TASK TO CARRY OUT: In your reply, restate all of the records below word for word.
++++++
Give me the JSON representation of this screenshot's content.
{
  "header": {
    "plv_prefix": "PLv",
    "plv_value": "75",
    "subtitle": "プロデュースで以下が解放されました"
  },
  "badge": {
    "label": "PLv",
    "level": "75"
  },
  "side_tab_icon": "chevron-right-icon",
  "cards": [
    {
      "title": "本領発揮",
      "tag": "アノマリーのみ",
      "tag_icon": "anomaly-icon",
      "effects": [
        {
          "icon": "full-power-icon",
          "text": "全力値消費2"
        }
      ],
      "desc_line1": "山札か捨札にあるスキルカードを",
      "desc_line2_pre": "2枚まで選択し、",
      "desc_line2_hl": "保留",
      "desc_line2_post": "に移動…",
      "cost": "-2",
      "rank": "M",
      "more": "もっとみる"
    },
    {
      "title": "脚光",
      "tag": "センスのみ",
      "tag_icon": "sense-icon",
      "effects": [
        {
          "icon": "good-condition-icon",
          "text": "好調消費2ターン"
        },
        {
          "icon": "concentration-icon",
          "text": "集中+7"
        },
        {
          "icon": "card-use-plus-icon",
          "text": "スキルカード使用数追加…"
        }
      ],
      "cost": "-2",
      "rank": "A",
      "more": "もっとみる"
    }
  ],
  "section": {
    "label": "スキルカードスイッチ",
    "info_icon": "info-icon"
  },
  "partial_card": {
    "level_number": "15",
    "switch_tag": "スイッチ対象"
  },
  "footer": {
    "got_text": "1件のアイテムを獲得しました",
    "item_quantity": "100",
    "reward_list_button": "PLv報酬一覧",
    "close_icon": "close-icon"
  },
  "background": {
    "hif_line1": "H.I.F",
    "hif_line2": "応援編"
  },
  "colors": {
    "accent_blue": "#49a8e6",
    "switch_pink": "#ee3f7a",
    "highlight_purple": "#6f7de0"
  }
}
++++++
SOLUTION TO THIS TASK:
Give me the JSON representation of this screenshot's content.
{
  "header": {
    "plv_prefix": "PLv",
    "plv_value": "75",
    "subtitle": "プロデュースで以下が解放されました"
  },
  "badge": {
    "label": "PLv",
    "level": "75"
  },
  "side_tab_icon": "chevron-right-icon",
  "cards": [
    {
      "title": "本領発揮",
      "tag": "アノマリーのみ",
      "tag_icon": "anomaly-icon",
      "effects": [
        {
          "icon": "full-power-icon",
          "text": "全力値消費2"
        }
      ],
      "desc_line1": "山札か捨札にあるスキルカードを",
      "desc_line2_pre": "2枚まで選択し、",
      "desc_line2_hl": "保留",
      "desc_line2_post": "に移動…",
      "cost": "-2",
      "rank": "M",
      "more": "もっとみる"
    },
    {
      "title": "脚光",
      "tag": "センスのみ",
      "tag_icon": "sense-icon",
      "effects": [
        {
          "icon": "good-condition-icon",
          "text": "好調消費2ターン"
        },
        {
          "icon": "concentration-icon",
          "text": "集中+7"
        },
        {
          "icon": "card-use-plus-icon",
          "text": "スキルカード使用数追加…"
        }
      ],
      "cost": "-2",
      "rank": "A",
      "more": "もっとみる"
    }
  ],
  "section": {
    "label": "スキルカードスイッチ",
    "info_icon": "info-icon"
  },
  "partial_card": {
    "level_number": "15",
    "switch_tag": "スイッチ対象"
  },
  "footer": {
    "got_text": "1件のアイテムを獲得しました",
    "item_quantity": "100",
    "reward_list_button": "PLv報酬一覧",
    "close_icon": "close-icon"
  },
  "background": {
    "hif_line1": "H.I.F",
    "hif_line2": "応援編"
  },
  "colors": {
    "accent_blue": "#49a8e6",
    "switch_pink": "#ee3f7a",
    "highlight_purple": "#6f7de0"
  }
}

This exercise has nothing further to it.